Jonah Goldberg defines conservatism:

“We need more rocks in the river,” my dad explained. What he meant was that change comes so fast, in such a relentless torrent, that we need people and things that stand up to it and offer respite from the current. I loved the literary quality of the expression “more rocks in the river,” even though the imagery doesn’t quite convey what my dad really believed. Dad was a conservative, properly understood. By that I mean he didn’t think conservatism was merely an act of passive and futile defiance against what Shakespeare called “devouring time.” Unlike human institutions, the rocks do not fight the devouring river of time, it just seems like they do. My dad believed that conservatism was an affirmative act, a choice of prudence and will.
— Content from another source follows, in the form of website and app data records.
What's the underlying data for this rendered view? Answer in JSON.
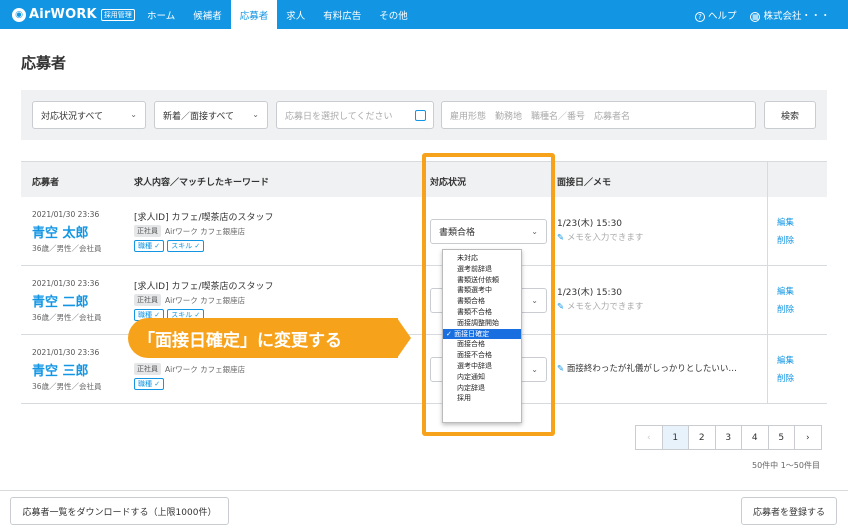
{
  "header": {
    "logo_text": "AirWORK",
    "logo_badge": "採用管理",
    "nav": [
      "ホーム",
      "候補者",
      "応募者",
      "求人",
      "有料広告",
      "その他"
    ],
    "active_nav": "応募者",
    "help": "ヘルプ",
    "company": "株式会社・・・"
  },
  "page": {
    "title": "応募者"
  },
  "filters": {
    "status": "対応状況すべて",
    "type": "新着／面接すべて",
    "date_placeholder": "応募日を選択してください",
    "keyword_placeholder": "雇用形態　勤務地　職種名／番号　応募者名",
    "search_button": "検索"
  },
  "table": {
    "headers": {
      "applicant": "応募者",
      "job": "求人内容／マッチしたキーワード",
      "status": "対応状況",
      "interview": "面接日／メモ"
    },
    "rows": [
      {
        "date": "2021/01/30 23:36",
        "name": "青空 太郎",
        "meta": "36歳／男性／会社員",
        "job": "[求人ID] カフェ/喫茶店のスタッフ",
        "employment": "正社員",
        "store": "Airワーク カフェ銀座店",
        "keywords": [
          "職種",
          "スキル"
        ],
        "status": "書類合格",
        "interview": "1/23(木) 15:30",
        "memo": "メモを入力できます",
        "edit": "編集",
        "delete": "削除"
      },
      {
        "date": "2021/01/30 23:36",
        "name": "青空 二郎",
        "meta": "36歳／男性／会社員",
        "job": "[求人ID] カフェ/喫茶店のスタッフ",
        "employment": "正社員",
        "store": "Airワーク カフェ銀座店",
        "keywords": [
          "職種",
          "スキル"
        ],
        "status": "",
        "interview": "1/23(木) 15:30",
        "memo": "メモを入力できます",
        "edit": "編集",
        "delete": "削除"
      },
      {
        "date": "2021/01/30 23:36",
        "name": "青空 三郎",
        "meta": "36歳／男性／会社員",
        "job": "",
        "employment": "正社員",
        "store": "Airワーク カフェ銀座店",
        "keywords": [
          "職種"
        ],
        "status": "",
        "interview": "",
        "memo": "面接終わったが礼儀がしっかりとしたいい…",
        "edit": "編集",
        "delete": "削除"
      }
    ]
  },
  "dropdown": {
    "options": [
      "未対応",
      "選考前辞退",
      "書類送付依頼",
      "書類選考中",
      "書類合格",
      "書類不合格",
      "面接調整開始",
      "面接日確定",
      "面接合格",
      "面接不合格",
      "選考中辞退",
      "内定通知",
      "内定辞退",
      "採用"
    ],
    "selected": "面接日確定"
  },
  "callout": "「面接日確定」に変更する",
  "pagination": {
    "pages": [
      "1",
      "2",
      "3",
      "4",
      "5"
    ],
    "current": "1",
    "count": "50件中 1〜50件目"
  },
  "footer": {
    "download": "応募者一覧をダウンロードする（上限1000件）",
    "register": "応募者を登録する"
  },
  "colors": {
    "brand": "#1296e3",
    "highlight": "#f7a21b",
    "selected_option": "#1a6fe0"
  }
}
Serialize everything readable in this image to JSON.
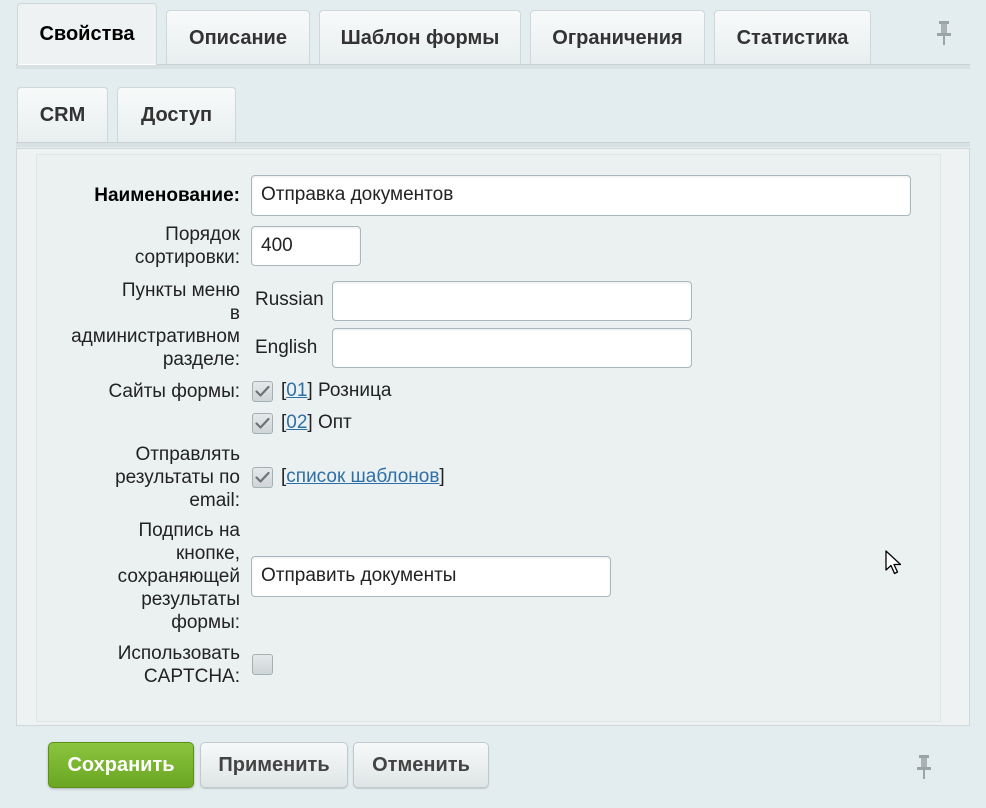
{
  "tabs_row1": [
    {
      "label": "Свойства",
      "active": true
    },
    {
      "label": "Описание",
      "active": false
    },
    {
      "label": "Шаблон формы",
      "active": false
    },
    {
      "label": "Ограничения",
      "active": false
    },
    {
      "label": "Статистика",
      "active": false
    }
  ],
  "tabs_row2": [
    {
      "label": "CRM",
      "active": false
    },
    {
      "label": "Доступ",
      "active": false
    }
  ],
  "form": {
    "name_label": "Наименование:",
    "name_value": "Отправка документов",
    "sort_label": "Порядок\nсортировки:",
    "sort_value": "400",
    "menu_label": "Пункты меню\nв\nадминистративном\nразделе:",
    "menu_items": [
      {
        "lang": "Russian",
        "value": ""
      },
      {
        "lang": "English",
        "value": ""
      }
    ],
    "sites_label": "Сайты формы:",
    "sites": [
      {
        "open": "[",
        "code": "01",
        "close": "]",
        "name": "Розница",
        "checked": true
      },
      {
        "open": "[",
        "code": "02",
        "close": "]",
        "name": "Опт",
        "checked": true
      }
    ],
    "email_label": "Отправлять\nрезультаты по\nemail:",
    "email_checked": true,
    "email_open": "[",
    "email_link": "список шаблонов",
    "email_close": "]",
    "button_caption_label": "Подпись на\nкнопке,\nсохраняющей\nрезультаты\nформы:",
    "button_caption_value": "Отправить документы",
    "captcha_label": "Использовать\nCAPTCHA:",
    "captcha_checked": false
  },
  "buttons": {
    "save": "Сохранить",
    "apply": "Применить",
    "cancel": "Отменить"
  },
  "colors": {
    "accent_green": "#7ab532",
    "link_blue": "#2f6fa7",
    "background": "#e3ecef"
  },
  "icons": {
    "pin_top": "pin-icon",
    "pin_bottom": "pin-icon",
    "check": "checkmark-icon"
  }
}
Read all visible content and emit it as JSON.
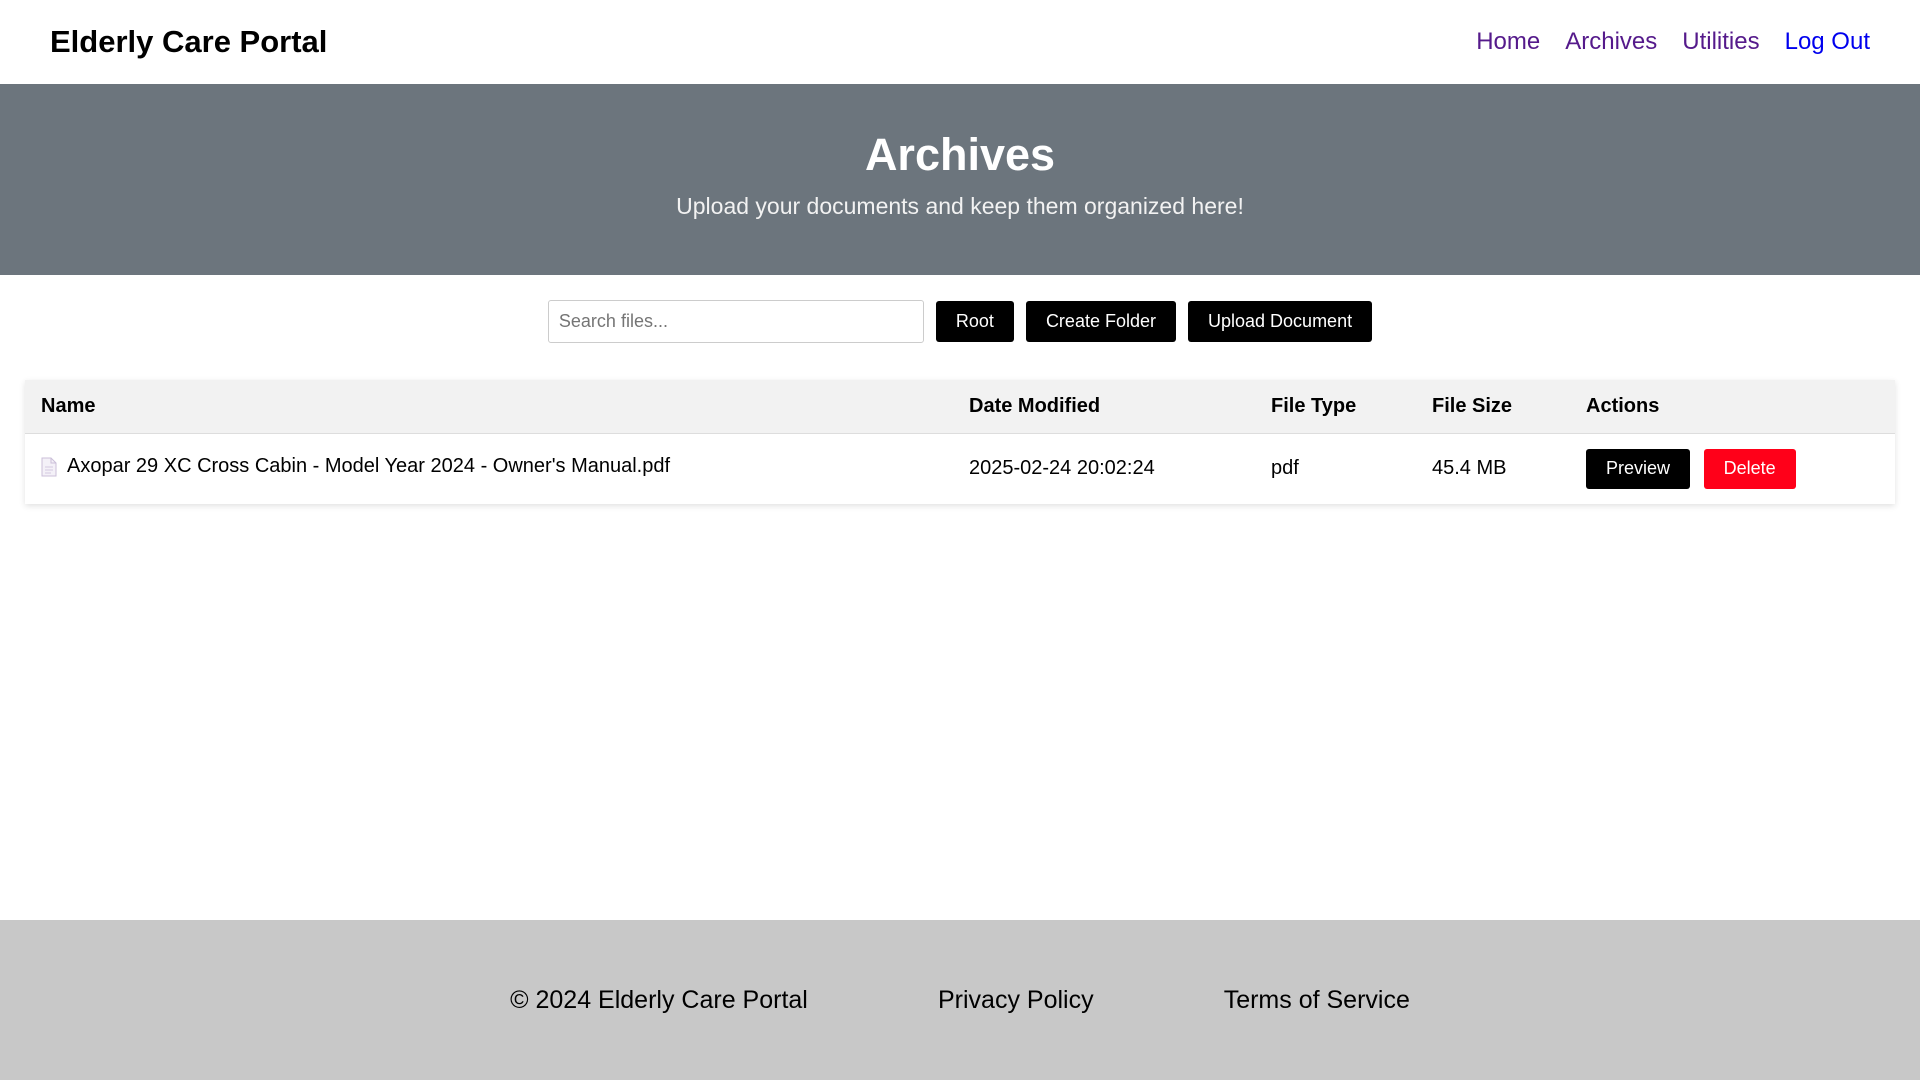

In the cacophony of perpetual change, the conservative selects the notes worth savoring and repeats them for others to hear and, hopefully, appreciate.

It's a fresh metaphor, and revealingly wrong, in my view.

We want to hear what you think about this article. Submit a letter to the editor or write to letters@theatlantic.com.